Jeremy, fascinated by the scope of the problem, spoke to dozens of retailers for validation. Over and over, he heard the same response - Store execution was nowhere near where retailers wanted it to be but they couldn’t explain why since they thought they were doing all the right things.

The author notes that there are a few main areas where marketing initiatives lose effectiveness as they make their way from HQ to stores. Compliance is a big one. While many retailers report that compliance levels hover around 50%, more retailers actually don’t know what their compliance is because they don’t track it. According to the study, only 21% of companies actually measure compliance levels, while 28% of HQ’s just assume that the tasks that they are sending are getting done. 

"10% Is Not Enough" Dr. Hugh Phillips, Pareto, 2007

As part of his research, Phillips conducted an independent study to analyze the rate of in-store execution across several retail industries. The results show that only 29% of direction from HQ is being executed correctly, and on time.

Why does this happen? The problems lie in the technology, how brands communicate and empower their field teams and how they track results.

Lack of Adequate Systems: Many times, marketing initiatives fall through the cracks because they don’t have the proper systems to communicate initiatives, impacts to the business and asks for store teams. HQ often sends communications via emails, intranets or spread sheets. There is no single source of truth. As a result, stores don’t understand prioritization and important projects get missed. A single store could be fielding multiple marketing campaign requests a week. Without systems in place to deliver clear, concise communication on marketing campaigns and prioritization, it is impossible for the store teams to know which to focus their time and attention on. 

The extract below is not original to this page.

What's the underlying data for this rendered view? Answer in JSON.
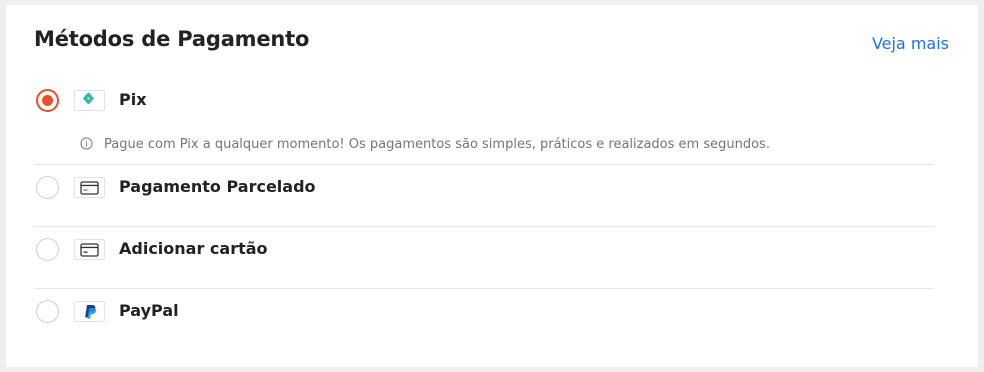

Lack of Ownership: Responsibility is delegated to the store staff, often without context or an implementation plan. This causes confusion of ownership and lack of compliance of the initiatives. 

Without proper communication of initiatives and a system to manage accountability, ownership becomes a problem. HQ assumes that once a message is sent and execution is requested, stores are all over it. But without an implementation plan with clearly defined ownership, very little actually gets executed. When everybody is responsible, nobody is responsible. 

Lack Of Monitoring: The biggest disconnect happens due to a lack of monitoring. HQ sends a communication or task and assumes that it is being completed. Monitoring tools aren’t in place since HQ assumes execution. They know it’s not happening uniformly… but they don’t realize just how bad it is. In order for HQ to fully understand compliance levels and marketing effectiveness, they must track and monitor compliance and execution rates of the tasks and initiatives being sent to stores. 

The fact is that these challenges are easily surmountable. Together, Jeremy and Melissa knew that the problem was worth solving. Retailers were leaving too much money on the table through badly executed campaigns. Phillips’ research determined, “The payback is immense, as there is a direct, one-to-one relationship between the success of a promotion and compliance levels.” So if there's a 1% increase in execution, there's a corresponding 1% increase in sales. 

To learn more about how Zipline helps retailers achieve maximum campaign effectiveness by focusing on communication and task management, reach out today.